“By 2015, we will have benefitted 10 million children who will have a better destiny through education”, Erin Ganju, Room to Read  Co-Founder and CEO reports in thanking many partners, including an array of supportive business organizations.

In the just-issued 2013 annual report, Ms. Ganju explains literacy as being Room to Read’s primary mission: 

“Why literacy? Because literacy is the foundation for all future learning and the starting point for solving some of the world’s biggest problems — poverty, conflict, disease, intolerance, inequality and exploitation to name just a few.”

You may ask why Business In Society has chosen to spotlight Room To Read from among the many very worthy non-profit organizations doing humanitarian work among needy populations around the world. The rationale:

Most importantly, highlighting such social progress will hopefully generate additional support for Room To Read while encouraging formation of more programs to address the macro social problems in our interconnected global society.

Concurrently, Room to Read is “Smart about Partnerships”. It notes that, “Partnering with key institutional funders [corporations, foundations and governments] allows us to multiply our impact around the world.” The  long list of its business partners is impressive in itself — but implicitly also serves as a microcosm  of the plethora of business voluntary corporate social responsibility/sustainable development investments in a better world. Such support comes in cash or very valuable core-competency in-kind contributions. (See also our August 20th blog on IBM’s Corporate Service Corps.) 

Proud to report that Ketchum is a long-time supporter of Room To Read.

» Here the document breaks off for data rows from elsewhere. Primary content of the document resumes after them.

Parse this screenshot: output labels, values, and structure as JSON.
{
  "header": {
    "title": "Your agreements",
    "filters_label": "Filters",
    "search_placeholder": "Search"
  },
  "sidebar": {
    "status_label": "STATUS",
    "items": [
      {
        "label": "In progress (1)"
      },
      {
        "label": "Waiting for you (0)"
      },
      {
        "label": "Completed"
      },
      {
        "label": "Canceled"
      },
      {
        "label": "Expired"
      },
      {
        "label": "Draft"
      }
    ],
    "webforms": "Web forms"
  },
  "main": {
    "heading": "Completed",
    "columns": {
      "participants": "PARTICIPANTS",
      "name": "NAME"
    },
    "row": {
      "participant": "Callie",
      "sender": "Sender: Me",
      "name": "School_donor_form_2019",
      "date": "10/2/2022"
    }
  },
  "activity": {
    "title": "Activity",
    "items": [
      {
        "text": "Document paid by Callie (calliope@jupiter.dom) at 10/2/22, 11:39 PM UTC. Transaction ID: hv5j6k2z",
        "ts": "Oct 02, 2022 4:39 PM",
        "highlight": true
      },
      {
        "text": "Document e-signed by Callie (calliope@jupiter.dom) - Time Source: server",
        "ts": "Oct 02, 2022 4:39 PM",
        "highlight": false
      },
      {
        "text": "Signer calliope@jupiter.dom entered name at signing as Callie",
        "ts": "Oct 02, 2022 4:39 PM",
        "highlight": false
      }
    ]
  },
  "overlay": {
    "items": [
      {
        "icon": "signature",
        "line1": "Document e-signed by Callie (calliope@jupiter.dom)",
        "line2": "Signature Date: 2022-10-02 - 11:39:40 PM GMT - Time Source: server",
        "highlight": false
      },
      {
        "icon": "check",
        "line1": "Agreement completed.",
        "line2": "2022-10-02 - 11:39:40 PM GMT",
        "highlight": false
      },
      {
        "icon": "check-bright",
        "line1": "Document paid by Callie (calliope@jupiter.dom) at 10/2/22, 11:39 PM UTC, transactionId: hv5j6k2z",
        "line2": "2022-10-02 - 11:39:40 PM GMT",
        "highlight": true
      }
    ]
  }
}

Yet another reason for bringing Room To Read to your attention: It is accountable; it’s achievements are measurable and transparent. Board Chair Craig, Bruya, formerly chief financial officer of Microsoft Business Solutions, describes the organization’s “business smarts” this way: ‘Building effective systems and monitoring our programs to make sure they have the desired results not only costs money but also is essential if we want to scale our impact.”

It would be futile to try to select only a few of the many Room to Read achievements to be “representative” of its impact in countries ranging from Tanzania and Zambia to Bangladesh and Vietnam. So examine the annual report . And consider how you might support Room to Read.

Finally, there is this: With today’s never-ending media reports of conflict and suffering around the world, don’t we all need an occasional healthy dose of good news — the kind of heart-warming, constructive and encouraging news delivered by Room To Read?